■ **EXERCISE MATERIALS**
· · · · · · ·
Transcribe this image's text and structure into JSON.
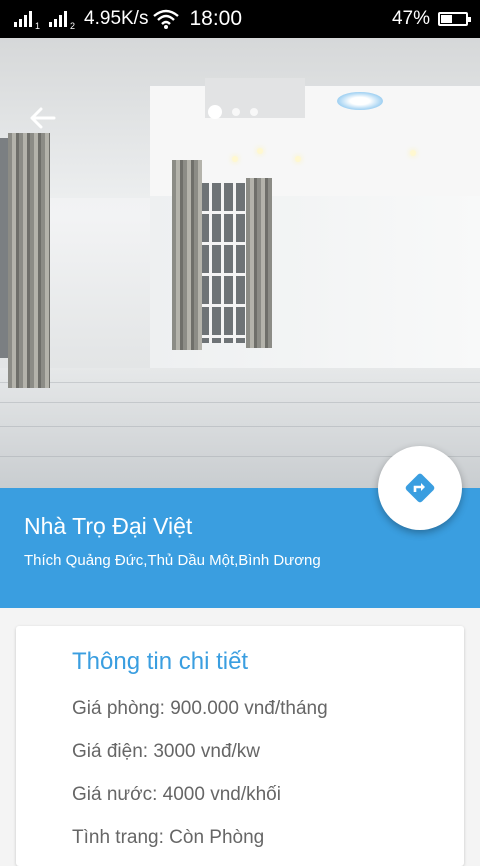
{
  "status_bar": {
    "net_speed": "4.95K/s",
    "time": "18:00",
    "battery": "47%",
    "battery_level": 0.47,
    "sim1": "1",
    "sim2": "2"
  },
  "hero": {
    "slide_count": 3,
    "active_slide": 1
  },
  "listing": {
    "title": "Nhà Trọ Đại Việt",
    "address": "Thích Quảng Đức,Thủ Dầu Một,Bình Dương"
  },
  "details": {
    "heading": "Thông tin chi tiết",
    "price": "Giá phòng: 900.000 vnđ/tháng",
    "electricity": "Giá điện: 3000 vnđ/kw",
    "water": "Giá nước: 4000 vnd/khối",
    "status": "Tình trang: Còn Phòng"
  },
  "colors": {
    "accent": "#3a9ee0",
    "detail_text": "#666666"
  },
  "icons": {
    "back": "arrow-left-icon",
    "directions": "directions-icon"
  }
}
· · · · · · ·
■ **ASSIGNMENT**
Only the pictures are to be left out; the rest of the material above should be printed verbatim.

■ **ANSWER SECTION**
Transcribe this image's text and structure into JSON.
{
  "status_bar": {
    "net_speed": "4.95K/s",
    "time": "18:00",
    "battery": "47%",
    "battery_level": 0.47,
    "sim1": "1",
    "sim2": "2"
  },
  "hero": {
    "slide_count": 3,
    "active_slide": 1
  },
  "listing": {
    "title": "Nhà Trọ Đại Việt",
    "address": "Thích Quảng Đức,Thủ Dầu Một,Bình Dương"
  },
  "details": {
    "heading": "Thông tin chi tiết",
    "price": "Giá phòng: 900.000 vnđ/tháng",
    "electricity": "Giá điện: 3000 vnđ/kw",
    "water": "Giá nước: 4000 vnd/khối",
    "status": "Tình trang: Còn Phòng"
  },
  "colors": {
    "accent": "#3a9ee0",
    "detail_text": "#666666"
  },
  "icons": {
    "back": "arrow-left-icon",
    "directions": "directions-icon"
  }
}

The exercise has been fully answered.